Every employer should have a grasp on the Noise at Work Regulations 2005.
Whether you run a small SME or manage HR for a large company, understanding and complying with these regulations is not just a legal necessity, it’s beneficial for your business and employees.
What Are the Noise at Work Regulations?
The Noise at Work Regulations 2005 were introduced to protect employees from risks to their health and safety from noise exposure at the workplace.
These regulations set several mandates for employers:
- Assessment of Risk: Employers need to assess the risks employees face from noise at work.
- Noise Reduction: Employers are required to reduce noise exposure and, if possible, eliminate the noise at the source.
- Ear Protection: The provision of ear protection is obligatory if noise exposure cannot be sufficiently reduced by other methods.
- Compliance with Legal Limits: Employers need to ensure the legal limits on noise exposure aren’t exceeded.
- Information and Training: Workers should be provided with the necessary information, instruction, and training.
- Health Surveillance: Employers must carry out health surveillance where there is a risk to health.
Why Is This Relevant?
The regulations outline two key exposure action values:
- Lower Exposure Action Value: Set at 80 dB. At this level, employers must inform employees of the risks and provide ear protectors, ensuring they are in good working condition.
- Upper Exposure Action Value: Set at 85 dB. Beyond this level, wearing ear protection is mandatory, and employers must enforce this.
The regulations establish exposure limit values, with the maximum daily or weekly exposure set at 87 dB and the maximum peak sound pressure at 140 dB.
These limits consider the reduction in exposure provided by hearing protection.
Understanding and implementing these regulations is crucial.
Failure to do so can lead to legal repercussions and negatively impact the health of your employees.
Regular exposure to noise levels over 80 dB can cause significant hearing loss. Employers who disregard these regulations may face fines and damage to their reputations.
Breaching these exposure levels can have serious implications.
Employers must ensure that employees exposed to high noise levels undergo regular hearing tests conducted by experts.
Employers are required to maintain records of test results and ensure employees are informed of their results and their implications.
Medical advice must be sought in case of hearing loss.
The Benefits of Compliance
HR departments, health & safety officers, and anyone responsible for employee well-being should be well-versed in these regulations.

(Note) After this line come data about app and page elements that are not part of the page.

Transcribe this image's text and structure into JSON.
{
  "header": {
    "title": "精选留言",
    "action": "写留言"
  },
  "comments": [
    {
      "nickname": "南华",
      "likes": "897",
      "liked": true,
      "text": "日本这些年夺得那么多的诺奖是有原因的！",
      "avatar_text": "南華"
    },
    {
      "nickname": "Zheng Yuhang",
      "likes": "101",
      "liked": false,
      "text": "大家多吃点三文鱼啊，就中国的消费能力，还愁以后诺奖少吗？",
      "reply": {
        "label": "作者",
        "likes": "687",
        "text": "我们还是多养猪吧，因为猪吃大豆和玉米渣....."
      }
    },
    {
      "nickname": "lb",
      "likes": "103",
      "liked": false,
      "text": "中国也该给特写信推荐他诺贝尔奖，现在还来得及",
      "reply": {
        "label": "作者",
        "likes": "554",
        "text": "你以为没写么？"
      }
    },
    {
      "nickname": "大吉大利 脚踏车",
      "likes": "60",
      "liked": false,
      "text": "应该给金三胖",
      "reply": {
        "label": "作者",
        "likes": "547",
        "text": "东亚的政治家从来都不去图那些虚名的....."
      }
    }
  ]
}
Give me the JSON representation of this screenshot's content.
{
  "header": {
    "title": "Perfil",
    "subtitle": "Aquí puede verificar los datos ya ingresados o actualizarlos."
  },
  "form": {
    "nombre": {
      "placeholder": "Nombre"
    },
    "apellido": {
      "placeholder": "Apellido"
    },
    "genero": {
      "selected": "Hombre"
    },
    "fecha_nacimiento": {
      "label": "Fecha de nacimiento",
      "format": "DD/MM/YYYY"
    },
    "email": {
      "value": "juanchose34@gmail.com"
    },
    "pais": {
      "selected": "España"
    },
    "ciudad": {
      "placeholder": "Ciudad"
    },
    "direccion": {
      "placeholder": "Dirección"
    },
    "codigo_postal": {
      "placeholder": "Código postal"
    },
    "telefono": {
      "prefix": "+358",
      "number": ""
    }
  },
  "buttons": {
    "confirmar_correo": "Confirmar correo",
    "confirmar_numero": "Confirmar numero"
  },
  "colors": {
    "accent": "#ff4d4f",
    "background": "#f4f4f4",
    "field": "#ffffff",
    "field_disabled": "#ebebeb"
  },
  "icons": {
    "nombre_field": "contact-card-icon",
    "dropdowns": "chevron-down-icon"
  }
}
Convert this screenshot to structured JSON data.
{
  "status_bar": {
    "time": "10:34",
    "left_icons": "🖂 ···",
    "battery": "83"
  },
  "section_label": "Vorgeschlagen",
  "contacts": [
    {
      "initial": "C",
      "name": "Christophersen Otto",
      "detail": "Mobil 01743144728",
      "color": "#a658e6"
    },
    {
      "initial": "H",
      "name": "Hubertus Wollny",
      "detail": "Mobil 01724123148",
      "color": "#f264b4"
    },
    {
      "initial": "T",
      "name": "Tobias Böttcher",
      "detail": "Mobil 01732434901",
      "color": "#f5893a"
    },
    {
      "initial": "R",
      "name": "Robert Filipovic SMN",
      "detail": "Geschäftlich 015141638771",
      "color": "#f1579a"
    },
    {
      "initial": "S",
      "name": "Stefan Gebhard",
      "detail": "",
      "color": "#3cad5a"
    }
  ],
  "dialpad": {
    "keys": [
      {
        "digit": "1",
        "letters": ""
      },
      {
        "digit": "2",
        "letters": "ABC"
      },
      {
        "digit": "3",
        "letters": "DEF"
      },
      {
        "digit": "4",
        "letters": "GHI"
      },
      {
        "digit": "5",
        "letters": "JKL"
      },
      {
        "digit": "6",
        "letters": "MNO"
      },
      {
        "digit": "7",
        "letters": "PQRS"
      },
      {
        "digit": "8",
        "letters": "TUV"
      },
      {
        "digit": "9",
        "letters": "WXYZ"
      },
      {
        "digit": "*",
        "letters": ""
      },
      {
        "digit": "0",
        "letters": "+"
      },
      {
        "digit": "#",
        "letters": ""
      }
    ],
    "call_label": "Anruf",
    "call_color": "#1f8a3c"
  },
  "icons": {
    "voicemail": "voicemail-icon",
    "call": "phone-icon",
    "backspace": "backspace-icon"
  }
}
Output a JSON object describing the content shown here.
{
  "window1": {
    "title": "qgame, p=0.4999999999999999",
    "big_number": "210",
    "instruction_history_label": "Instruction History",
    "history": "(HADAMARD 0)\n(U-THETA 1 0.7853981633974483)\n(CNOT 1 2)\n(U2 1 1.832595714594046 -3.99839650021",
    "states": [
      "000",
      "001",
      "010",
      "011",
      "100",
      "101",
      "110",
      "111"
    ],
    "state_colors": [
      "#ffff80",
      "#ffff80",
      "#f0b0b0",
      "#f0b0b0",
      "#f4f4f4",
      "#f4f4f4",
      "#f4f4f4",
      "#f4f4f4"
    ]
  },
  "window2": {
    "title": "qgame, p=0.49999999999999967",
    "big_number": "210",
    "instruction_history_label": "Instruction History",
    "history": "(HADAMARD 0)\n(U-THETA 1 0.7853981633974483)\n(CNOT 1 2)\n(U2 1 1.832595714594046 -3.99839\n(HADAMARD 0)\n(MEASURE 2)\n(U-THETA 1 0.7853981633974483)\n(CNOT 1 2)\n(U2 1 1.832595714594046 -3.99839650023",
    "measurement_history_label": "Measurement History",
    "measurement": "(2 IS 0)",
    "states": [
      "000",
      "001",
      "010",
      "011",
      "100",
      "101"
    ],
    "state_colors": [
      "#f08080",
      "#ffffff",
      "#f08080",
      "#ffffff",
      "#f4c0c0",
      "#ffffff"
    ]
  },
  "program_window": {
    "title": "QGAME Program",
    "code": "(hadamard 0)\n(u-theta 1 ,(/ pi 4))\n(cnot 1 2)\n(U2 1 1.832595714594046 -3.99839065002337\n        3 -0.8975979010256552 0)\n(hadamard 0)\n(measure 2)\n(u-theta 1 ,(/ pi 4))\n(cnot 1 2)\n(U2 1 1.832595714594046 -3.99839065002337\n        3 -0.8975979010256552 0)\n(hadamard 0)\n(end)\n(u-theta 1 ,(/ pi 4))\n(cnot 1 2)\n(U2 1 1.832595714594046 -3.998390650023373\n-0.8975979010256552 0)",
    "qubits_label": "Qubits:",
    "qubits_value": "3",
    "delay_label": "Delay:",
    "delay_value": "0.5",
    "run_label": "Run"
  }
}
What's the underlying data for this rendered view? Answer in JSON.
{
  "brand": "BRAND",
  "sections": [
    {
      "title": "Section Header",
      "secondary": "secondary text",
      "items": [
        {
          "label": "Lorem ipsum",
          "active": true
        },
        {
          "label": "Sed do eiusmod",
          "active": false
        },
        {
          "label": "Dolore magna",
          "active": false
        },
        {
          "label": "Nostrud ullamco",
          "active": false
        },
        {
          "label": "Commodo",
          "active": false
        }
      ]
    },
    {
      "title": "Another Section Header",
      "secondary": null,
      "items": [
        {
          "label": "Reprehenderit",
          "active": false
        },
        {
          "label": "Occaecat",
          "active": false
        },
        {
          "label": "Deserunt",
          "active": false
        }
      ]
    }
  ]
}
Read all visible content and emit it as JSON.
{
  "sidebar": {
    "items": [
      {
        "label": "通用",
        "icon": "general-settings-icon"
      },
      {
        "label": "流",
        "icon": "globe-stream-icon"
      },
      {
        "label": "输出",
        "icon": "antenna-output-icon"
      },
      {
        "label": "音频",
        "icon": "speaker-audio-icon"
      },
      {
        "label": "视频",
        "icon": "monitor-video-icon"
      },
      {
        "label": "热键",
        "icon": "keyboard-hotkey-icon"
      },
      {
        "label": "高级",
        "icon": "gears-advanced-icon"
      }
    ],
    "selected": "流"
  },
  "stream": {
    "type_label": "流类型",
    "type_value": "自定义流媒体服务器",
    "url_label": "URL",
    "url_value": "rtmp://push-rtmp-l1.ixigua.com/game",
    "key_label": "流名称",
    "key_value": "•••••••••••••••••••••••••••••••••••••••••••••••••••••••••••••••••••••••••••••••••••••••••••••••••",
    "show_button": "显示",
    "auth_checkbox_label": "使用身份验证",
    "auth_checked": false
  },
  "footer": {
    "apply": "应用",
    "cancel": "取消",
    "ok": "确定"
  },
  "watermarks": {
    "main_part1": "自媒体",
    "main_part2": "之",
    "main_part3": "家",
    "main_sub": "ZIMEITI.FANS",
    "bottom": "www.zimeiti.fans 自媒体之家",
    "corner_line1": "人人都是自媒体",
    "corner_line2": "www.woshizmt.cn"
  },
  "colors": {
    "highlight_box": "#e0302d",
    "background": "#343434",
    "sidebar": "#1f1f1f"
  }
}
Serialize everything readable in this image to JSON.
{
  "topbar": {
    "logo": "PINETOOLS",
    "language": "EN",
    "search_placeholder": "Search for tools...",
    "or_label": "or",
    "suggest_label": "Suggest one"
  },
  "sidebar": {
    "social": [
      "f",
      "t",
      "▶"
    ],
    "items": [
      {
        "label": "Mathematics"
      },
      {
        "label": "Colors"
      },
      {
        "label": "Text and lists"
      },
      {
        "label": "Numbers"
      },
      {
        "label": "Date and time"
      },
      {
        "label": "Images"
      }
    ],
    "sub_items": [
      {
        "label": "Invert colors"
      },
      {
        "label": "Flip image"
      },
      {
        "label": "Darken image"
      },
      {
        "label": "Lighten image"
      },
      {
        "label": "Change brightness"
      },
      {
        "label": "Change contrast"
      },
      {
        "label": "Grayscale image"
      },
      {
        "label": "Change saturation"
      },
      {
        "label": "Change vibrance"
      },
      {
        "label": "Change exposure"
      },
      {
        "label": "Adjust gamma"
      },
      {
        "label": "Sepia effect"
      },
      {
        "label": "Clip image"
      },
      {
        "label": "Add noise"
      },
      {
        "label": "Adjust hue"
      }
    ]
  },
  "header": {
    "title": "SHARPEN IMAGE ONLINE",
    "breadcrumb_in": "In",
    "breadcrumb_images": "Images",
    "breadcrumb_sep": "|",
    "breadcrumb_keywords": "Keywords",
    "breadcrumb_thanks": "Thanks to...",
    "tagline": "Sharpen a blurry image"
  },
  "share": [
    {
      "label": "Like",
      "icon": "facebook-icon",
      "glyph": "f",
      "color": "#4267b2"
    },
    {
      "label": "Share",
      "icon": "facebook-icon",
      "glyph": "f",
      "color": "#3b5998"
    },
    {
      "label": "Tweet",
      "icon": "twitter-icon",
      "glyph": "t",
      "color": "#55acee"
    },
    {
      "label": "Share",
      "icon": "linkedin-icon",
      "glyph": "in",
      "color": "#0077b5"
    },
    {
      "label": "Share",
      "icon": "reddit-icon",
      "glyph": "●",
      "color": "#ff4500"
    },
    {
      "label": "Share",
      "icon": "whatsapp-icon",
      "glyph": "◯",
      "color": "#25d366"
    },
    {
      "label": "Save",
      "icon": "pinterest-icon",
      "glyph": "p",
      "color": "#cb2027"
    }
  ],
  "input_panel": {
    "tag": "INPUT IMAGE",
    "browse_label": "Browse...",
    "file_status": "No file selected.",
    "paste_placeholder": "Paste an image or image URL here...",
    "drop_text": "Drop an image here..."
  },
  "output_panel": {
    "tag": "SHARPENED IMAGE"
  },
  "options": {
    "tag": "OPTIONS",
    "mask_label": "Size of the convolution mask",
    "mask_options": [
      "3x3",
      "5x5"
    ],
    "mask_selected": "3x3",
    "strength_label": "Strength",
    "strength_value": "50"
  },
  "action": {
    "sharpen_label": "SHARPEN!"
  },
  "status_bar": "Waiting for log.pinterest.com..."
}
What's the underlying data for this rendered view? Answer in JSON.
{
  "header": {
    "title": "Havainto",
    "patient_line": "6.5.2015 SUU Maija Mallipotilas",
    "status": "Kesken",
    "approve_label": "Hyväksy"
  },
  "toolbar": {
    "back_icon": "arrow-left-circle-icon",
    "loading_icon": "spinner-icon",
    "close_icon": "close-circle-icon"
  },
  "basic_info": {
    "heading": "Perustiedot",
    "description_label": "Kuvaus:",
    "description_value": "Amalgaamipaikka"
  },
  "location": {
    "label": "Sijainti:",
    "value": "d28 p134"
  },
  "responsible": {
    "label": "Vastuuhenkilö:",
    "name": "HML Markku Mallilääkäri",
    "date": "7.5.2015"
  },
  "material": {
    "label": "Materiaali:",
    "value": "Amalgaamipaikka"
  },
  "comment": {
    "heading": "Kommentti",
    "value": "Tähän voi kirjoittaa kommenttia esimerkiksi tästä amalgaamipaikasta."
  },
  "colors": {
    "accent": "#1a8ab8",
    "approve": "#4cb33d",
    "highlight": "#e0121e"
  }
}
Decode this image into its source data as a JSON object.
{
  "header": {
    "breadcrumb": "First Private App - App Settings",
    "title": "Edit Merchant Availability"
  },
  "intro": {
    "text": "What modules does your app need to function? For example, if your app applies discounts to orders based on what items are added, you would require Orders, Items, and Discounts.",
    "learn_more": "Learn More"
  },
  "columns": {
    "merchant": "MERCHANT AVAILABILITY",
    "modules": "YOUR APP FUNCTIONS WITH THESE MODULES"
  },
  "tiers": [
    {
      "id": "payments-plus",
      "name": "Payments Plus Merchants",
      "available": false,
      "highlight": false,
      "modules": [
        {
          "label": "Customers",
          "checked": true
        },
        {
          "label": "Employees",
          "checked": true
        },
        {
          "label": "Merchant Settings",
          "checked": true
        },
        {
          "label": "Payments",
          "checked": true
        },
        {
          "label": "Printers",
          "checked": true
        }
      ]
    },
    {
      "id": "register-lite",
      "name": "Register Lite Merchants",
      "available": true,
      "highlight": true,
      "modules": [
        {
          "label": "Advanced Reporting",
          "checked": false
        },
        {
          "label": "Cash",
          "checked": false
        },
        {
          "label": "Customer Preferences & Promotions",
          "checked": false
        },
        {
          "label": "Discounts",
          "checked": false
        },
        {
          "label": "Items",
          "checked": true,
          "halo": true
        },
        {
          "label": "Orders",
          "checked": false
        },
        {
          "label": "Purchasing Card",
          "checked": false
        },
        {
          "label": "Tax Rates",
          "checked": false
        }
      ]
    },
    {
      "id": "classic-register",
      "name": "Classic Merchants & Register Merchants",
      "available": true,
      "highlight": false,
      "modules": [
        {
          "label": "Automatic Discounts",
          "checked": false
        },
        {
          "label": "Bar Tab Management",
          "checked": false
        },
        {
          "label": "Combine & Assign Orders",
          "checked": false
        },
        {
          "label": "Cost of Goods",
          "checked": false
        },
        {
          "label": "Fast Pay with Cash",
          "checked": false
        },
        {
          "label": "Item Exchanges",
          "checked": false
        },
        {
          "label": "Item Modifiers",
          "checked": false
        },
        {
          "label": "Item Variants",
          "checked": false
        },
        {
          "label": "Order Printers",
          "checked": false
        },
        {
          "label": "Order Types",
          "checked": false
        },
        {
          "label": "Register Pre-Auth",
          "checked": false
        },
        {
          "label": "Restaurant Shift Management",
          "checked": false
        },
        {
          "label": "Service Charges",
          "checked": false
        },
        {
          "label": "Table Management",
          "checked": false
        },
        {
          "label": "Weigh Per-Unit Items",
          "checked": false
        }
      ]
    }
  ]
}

Awareness and understanding of these regulations can foster a safer workplace and promote the health and well-being of employees.
This can lead to improved employee well-being, reduced absenteeism, and increased productivity.
Additionally, demonstrating a commitment to employee safety can enhance your company’s reputation.
Types of Absence Due to Noise Exposure
Noise exposure can lead to various health issues, resulting in different types of absences, such as:
- Short-Term Absence: Temporary hearing loss or stress due to noise exposure may cause employees to take short breaks.
- Long-Term Absence: Chronic exposure can lead to permanent hearing loss, resulting in extended absence or even disability.
- Intermittent Absence: Tinnitus or other noise-induced conditions can cause irregular but recurring absences.
Best Practices for Reporting and Reduction
- Regular Risk Assessments: Conduct regular assessments to identify and mitigate risks.
- Technical Measures: Employ technical solutions to reduce or eliminate noise.
- Ear Protection Zones: Clearly mark areas where ear protection must be worn and ensure its proper usage.
- Employee Training: Provide adequate training and information to employees regarding noise risks and protection measures.
- Health Surveillance: Regularly check the hearing of employees exposed to high noise levels.
The Importance of Prevention
Employers must strive to eliminate or reduce noise exposure.
While providing ear protection might seem like a quick fix, the regulations mandate that this should be a last resort.
Employers should primarily focus on modifying or replacing equipment and maintaining it regularly to reduce noise levels.
Employers need to explore various noise reduction methods. These include:
- Alternate Working Methods: Employ different working methods that reduce exposure to noise.
- Appropriate Work Equipment: Choose equipment that emits the least possible noise.
- Workplace Design and Layout: Consider the design and layout of workplaces, workstations, and rest facilities to minimise noise exposure.
- Information and Training: Ensure employees are well-informed and trained to use work equipment correctly.
Employee involvement is crucial in implementing noise regulations.
Health and safety representatives should ensure that their employer has implemented the new Noise Regulations and must be consulted on how this happens.
Understanding and complying with the Noise at Work Regulations 2005 is essential for every employer.
Doing so not only safeguards your employees’ health but also strengthens your business against potential legal ramifications and fosters a positive working environment.
For further information and to check your hearing levels, take a look at these useful resources.
Remember, understanding these regulations isn’t just about compliance, it’s about safeguarding the health of your employees and the reputation of your business.
Neathouse can support you in managing your H&S responsibilities as an employer.
From our fixed fee health and safety services covering annual audits, policy drafting, risk assessments and on-going advice, or ad-hoc consultancy support when you need it, we’re here to help.